Agartala, July 12 (IANS) It’s that time of the year again when 14 Hindu deities are out in full glory, worshipped by thousands of tribals in Tripura. It’s time for the Kharchi Puja — the annual festival meant to cleanse the sins of mortal souls.
Seamless festive spirit is now sweeping through Puran Habeli, the erstwhile capital of Tripura, where the puja began on Tuesday. With colourful marquees, illuminations, religious rites and chanting of the ‘mantras’ amid drum beats, the festival features 14 deities — Shiva, Durga, Vishnu, Laxmi, Saraswati, Kartik, Ganesha, Brahma, Abadhi (god of water), Chandra, Ganga, Agni, Kamdev and Himadri (Himalaya).
As per the tradition, the week-long festival began with a procession. All along the deities and the priests were escorted by the Tripura Police which also presented a guard of honour for the chief royal priest known as the Raj Chantaia.
Other priests held bamboo umbrellas and followed the chief priest. Thousands of devotees joined them en route to Howrah river for the customary bathing.
“Traditionally, the worship starts with the dip of 14 deities in the Howrah river, followed by the sacrifice of 108 animals in the presence of hundreds of thousands of devotees, all at government expense,” Tripura assembly Deputy Speaker and puja committee Chairman Pabitra Kar told IANS.
For the past several decades, successive Tripura governments have been bearing the expenses of this festival, living up to the agreement with the erstwhile royal family of Tripura.
Writer and historian Panna Lal Roy said: “Though the Communist Party of India-Marxist does not believe in gods or pujas, its government is abiding by the 1949 merger agreement with the royal family to uphold the faith of the tribals year after year.”
“Kharchi Puja is the biggest for the Hindu tribals in northeast India,” Roy added.
“Over the years, Kharchi Puja has become an annual carnival of both the tribals and the non-tribals, besides people of all religions,” Kar said.
“On an average, 10 lakh to 15 lakh people gather from all over the country and neighbouring Bangladesh to join in the Kharchi Puja,” he added.
So how did it all begin?
According to Tripura royal family’s chronicle ‘Rajmala’, Queen Hirabati once went to take a bath in the river Maharani and noticed a wild buffalo chasing the 14 gods. With the help of the queen’s cloth the gods managed to kill the beast. Happy with Hirabati’s help, the gods visited the palace and the royal family offered puja by sacrificing wild buffaloes.

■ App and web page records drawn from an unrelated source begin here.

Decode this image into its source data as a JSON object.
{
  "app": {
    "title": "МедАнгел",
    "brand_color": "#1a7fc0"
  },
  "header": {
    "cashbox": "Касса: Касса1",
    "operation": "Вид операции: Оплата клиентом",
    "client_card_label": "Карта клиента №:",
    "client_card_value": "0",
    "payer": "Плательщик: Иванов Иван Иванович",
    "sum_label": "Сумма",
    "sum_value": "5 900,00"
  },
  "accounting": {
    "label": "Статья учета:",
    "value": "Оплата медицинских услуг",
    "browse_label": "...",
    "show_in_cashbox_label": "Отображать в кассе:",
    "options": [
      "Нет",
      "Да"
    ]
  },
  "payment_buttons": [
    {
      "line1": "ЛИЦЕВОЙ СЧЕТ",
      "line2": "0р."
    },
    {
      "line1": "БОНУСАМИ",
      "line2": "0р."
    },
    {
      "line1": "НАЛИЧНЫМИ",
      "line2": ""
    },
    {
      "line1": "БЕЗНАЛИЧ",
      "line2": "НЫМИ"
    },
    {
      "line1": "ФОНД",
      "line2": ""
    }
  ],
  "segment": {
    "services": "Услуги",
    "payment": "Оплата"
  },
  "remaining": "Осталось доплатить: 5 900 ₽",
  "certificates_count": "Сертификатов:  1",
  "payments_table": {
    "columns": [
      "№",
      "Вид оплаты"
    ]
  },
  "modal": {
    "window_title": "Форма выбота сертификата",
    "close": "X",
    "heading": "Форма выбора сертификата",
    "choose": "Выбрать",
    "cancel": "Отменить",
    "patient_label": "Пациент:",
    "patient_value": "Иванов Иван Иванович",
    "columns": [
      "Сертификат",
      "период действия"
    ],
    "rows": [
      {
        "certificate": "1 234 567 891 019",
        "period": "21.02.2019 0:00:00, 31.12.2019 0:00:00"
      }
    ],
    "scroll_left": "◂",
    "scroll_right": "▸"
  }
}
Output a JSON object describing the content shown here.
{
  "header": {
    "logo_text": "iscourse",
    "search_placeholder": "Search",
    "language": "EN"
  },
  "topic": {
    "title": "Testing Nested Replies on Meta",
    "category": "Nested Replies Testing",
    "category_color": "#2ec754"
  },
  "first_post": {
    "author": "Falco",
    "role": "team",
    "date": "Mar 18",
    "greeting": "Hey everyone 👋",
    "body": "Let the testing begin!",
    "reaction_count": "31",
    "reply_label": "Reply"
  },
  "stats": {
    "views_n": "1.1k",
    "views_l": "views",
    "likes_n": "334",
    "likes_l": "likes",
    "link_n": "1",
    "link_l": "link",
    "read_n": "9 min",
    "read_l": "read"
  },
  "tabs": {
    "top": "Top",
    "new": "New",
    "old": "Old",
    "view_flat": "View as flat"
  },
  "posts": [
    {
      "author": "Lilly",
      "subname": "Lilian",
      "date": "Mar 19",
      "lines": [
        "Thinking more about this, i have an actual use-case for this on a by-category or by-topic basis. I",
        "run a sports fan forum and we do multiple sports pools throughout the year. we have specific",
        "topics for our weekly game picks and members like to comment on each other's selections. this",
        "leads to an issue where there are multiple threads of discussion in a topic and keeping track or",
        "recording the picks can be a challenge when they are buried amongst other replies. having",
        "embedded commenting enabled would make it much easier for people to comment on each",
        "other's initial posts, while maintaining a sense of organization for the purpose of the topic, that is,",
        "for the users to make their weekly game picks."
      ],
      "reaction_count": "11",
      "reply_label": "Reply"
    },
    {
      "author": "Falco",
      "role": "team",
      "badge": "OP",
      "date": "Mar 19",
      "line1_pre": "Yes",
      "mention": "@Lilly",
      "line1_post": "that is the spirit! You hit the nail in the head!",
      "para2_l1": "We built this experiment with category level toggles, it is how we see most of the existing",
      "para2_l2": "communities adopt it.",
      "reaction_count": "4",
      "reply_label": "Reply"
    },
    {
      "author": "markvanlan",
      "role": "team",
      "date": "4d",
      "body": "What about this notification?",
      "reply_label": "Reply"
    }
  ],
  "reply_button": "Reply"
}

Since then it’s been an annual affair in the region’s calendar.
Once there were gold idols of the deities, but these were stolen several hundred years ago. Then the king ordered their recreation with ‘ashtadhatu’ — an alloy of eight metals.
After the monarchy came to an end when Tripura merged with independent India on October 15, 1949, it was agreed that the state government will bear the expenses of the puja. The agreement also made it obligatory for the Tripura government to continue sponsorship of 18 temples, pujas and festivals managed earlier by the royals. And that has been continuing for the past 67 years.
Roy, who wrote several books on Tripura’s royal era, said: “Tripura is perhaps the only Indian state where the state government is at the forefront of funding such a religious festival.”
(Sujit Chakraborty can be contacted at firstname.lastname@example.org)